SAN FRANCISCO— Resident and conservation groups filed a lawsuit in federal court today against the California Department of Transportation and other agencies challenging the approval of the Calera Parkway Project, a proposed highway widening in Pacifica, Calif. The Caltrans project would more than double the width of the existing state Highway 1 for a 1.3-mile portion of the roadway in Pacifica, at a projected cost of more than $50 million, while hurting wetlands, endangered species and their habitats, coastal views and archaeological sites. The plaintiffs are Pacificans for a Scenic Coast, Pacificans for Highway 1 Alternatives and the Center for Biological Diversity.

 

“We’ve filed suit because we care about the character and environment of Pacifica, and this project is out of scale with Pacifica’s scenic nature,” said Peter Loeb with Pacificans for a Scenic Coast. “The Caltrans plan is overkill that will have potentially drastic environmental impacts; it won’t solve the traffic congestion problem nor does it fit with the character of Highway 1 in our community.”

 

“Caltrans is pushing a project that would needlessly damage scarce habitat for endangered San Francisco garter snakes and California red-legged frogs, without fully evaluating alternatives to dramatically widening Highway 1,” said Jeff Miller with the Center for Biological Diversity. “A more complete and honest evaluation of the project impacts is required under federal environmental protection laws.”

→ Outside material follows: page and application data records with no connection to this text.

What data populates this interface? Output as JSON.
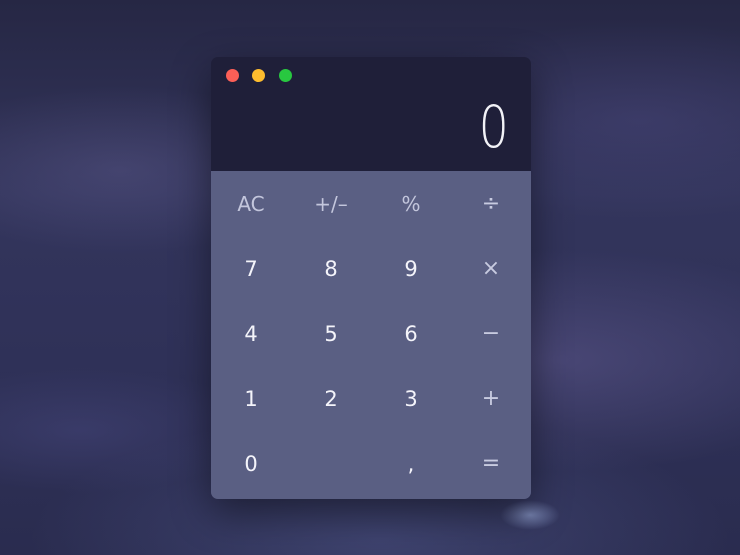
{
  "calculator": {
    "display_value": "0",
    "keys": [
      {
        "name": "all-clear-key",
        "label": "AC",
        "kind": "fn",
        "row": 0,
        "col": 0
      },
      {
        "name": "plus-minus-key",
        "label": "+/–",
        "kind": "fn",
        "row": 0,
        "col": 1
      },
      {
        "name": "percent-key",
        "label": "%",
        "kind": "fn",
        "row": 0,
        "col": 2
      },
      {
        "name": "divide-key",
        "label": "÷",
        "kind": "op",
        "row": 0,
        "col": 3
      },
      {
        "name": "digit-7-key",
        "label": "7",
        "kind": "num",
        "row": 1,
        "col": 0
      },
      {
        "name": "digit-8-key",
        "label": "8",
        "kind": "num",
        "row": 1,
        "col": 1
      },
      {
        "name": "digit-9-key",
        "label": "9",
        "kind": "num",
        "row": 1,
        "col": 2
      },
      {
        "name": "multiply-key",
        "label": "×",
        "kind": "op",
        "row": 1,
        "col": 3
      },
      {
        "name": "digit-4-key",
        "label": "4",
        "kind": "num",
        "row": 2,
        "col": 0
      },
      {
        "name": "digit-5-key",
        "label": "5",
        "kind": "num",
        "row": 2,
        "col": 1
      },
      {
        "name": "digit-6-key",
        "label": "6",
        "kind": "num",
        "row": 2,
        "col": 2
      },
      {
        "name": "subtract-key",
        "label": "−",
        "kind": "op",
        "row": 2,
        "col": 3
      },
      {
        "name": "digit-1-key",
        "label": "1",
        "kind": "num",
        "row": 3,
        "col": 0
      },
      {
        "name": "digit-2-key",
        "label": "2",
        "kind": "num",
        "row": 3,
        "col": 1
      },
      {
        "name": "digit-3-key",
        "label": "3",
        "kind": "num",
        "row": 3,
        "col": 2
      },
      {
        "name": "add-key",
        "label": "+",
        "kind": "op",
        "row": 3,
        "col": 3
      },
      {
        "name": "digit-0-key",
        "label": "0",
        "kind": "num",
        "row": 4,
        "col": 0
      },
      {
        "name": "decimal-key",
        "label": ",",
        "kind": "num",
        "row": 4,
        "col": 2
      },
      {
        "name": "equals-key",
        "label": "=",
        "kind": "op",
        "row": 4,
        "col": 3
      }
    ]
  },
  "window_controls": {
    "close_color": "#fc5f57",
    "minimize_color": "#fdbc2e",
    "zoom_color": "#28c840"
  },
  "colors": {
    "display_bg": "#1f1f39",
    "keypad_bg": "#5a5f83",
    "key_text": "#f4f4fa"
  }
}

PUBLISHED: March 17, 2015 at 11:02 a.m. | UPDATED: August 12, 2016 at 2:56 a.m.: Tentative decision reached in CEQA highway widening case

In a tentative decision written March 10, Judge Weiner denied the Petition for Writ of Mandate alleging violations of CEQA in the environmental impact report (EIR) Caltrans prepared for the Calera Creek Parkway project. The injunction Pacificans for a Scenic Coast sought against the EIR was similarly tentatively denied and adjudicated in favor of Caltrans.

Peter Loeb, client representative for Pacificans for a Scenic Coast, said, “The judge has issued a tentative decision in the case. Under CRC Rule 3.1590(b) the tentative decision does not constitute a judgment and is not binding on the court. Pacificans for a Scenic Coast can’t comment until the final judgment is rendered.”

The CEQA lawsuit contends the Calera Creek Parkway project was not adequately described at the time of the EIR, that the project is out of scale with Pacifica’s scenic nature, the EIR contains contradictory information on impacts of threatened species, and that the EIR did not adequately address adverse impacts of the project, according to Pacificans for a Scenic Coast.

 

9/10/2013: CEQA lawsuit filed by Pacificans for a Scenic Coast challenges Caltrans Pacifica Highway 1 Widening EIR

Pacificans for a Scenic Coast (PSC), through its attorney, former Pacifica Planning Commissioner Celeste Langille, filed suit against Caltrans, the San Mateo Transportation Authority and the city of Pacifica under the California Environmental Quality Act. The suit challenges the adequacy of the Environmental Impact Report (EIR) for the Highway 1 widening project.

The suit contends the project was not adequately described at the time of the EIR, that the project is out of scale with Pacifica’s scenic nature, that the EIR contains contradictory information on impacts on threatened species, and that the EIR does not adequately address adverse impacts of the project.

“Caltrans has approved a project that will more than double the width of the existing roadway, and encase the highway in 9-foot to 22-foot high retaining walls. Pedestrians and bicyclists crossing from west to east or east to west would be challenged in crossing such a wide roadway which as proposed is completely out of scale for a community the size of Pacifica. There were only two alternatives considered by Caltrans, big and Bigger. Bigger was Caltrans’ preferred alternative,” the complaint alleges.

Caltrans’ EIR concluded there would not be a single significant impact from the project, the complaint notes.

State Route 1/Calera Parkway Project Public Meeting September 22, 2011

Project History Overview

 

The Acronym File

APN: Assessor’s Parcel Number (Every property has a parcel number.)

PMC: Pacifica Municipal Code

SF: Square Foot

TUP: Temporary Use Permit